What is required:
Report each line of the data below in which "security" appears.

⟨

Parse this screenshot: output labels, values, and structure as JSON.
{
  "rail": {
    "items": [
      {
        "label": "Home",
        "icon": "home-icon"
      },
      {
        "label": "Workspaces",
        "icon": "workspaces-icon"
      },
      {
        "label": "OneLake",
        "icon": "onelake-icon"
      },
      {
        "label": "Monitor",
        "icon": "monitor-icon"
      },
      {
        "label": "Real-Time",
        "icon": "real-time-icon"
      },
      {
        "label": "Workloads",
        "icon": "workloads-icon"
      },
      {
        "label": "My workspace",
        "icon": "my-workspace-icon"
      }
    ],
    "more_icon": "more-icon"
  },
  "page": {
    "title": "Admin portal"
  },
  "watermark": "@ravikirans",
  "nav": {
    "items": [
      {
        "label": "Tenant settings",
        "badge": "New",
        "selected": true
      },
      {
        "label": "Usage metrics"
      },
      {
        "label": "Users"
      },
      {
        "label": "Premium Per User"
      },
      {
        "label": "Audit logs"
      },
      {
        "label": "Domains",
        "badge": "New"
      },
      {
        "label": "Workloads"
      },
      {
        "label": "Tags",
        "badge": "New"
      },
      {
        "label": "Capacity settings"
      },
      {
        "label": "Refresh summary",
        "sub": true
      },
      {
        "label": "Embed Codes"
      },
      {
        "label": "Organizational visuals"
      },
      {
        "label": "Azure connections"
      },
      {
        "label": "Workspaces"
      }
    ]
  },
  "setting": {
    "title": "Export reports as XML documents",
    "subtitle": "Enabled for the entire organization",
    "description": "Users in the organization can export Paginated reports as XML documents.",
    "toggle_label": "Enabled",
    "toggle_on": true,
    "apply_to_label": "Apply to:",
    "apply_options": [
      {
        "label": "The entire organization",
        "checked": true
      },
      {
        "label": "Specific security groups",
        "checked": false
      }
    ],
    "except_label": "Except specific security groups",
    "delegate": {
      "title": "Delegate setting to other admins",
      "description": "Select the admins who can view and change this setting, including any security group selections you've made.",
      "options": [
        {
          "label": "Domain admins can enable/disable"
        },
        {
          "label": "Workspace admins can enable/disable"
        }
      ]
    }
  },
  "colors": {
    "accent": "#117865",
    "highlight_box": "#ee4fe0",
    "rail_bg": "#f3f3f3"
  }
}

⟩

Written solution:
        "label": "Specific security groups",
    "except_label": "Except specific security groups",
      "description": "Select the admins who can view and change this setting, including any security group selections you've made.",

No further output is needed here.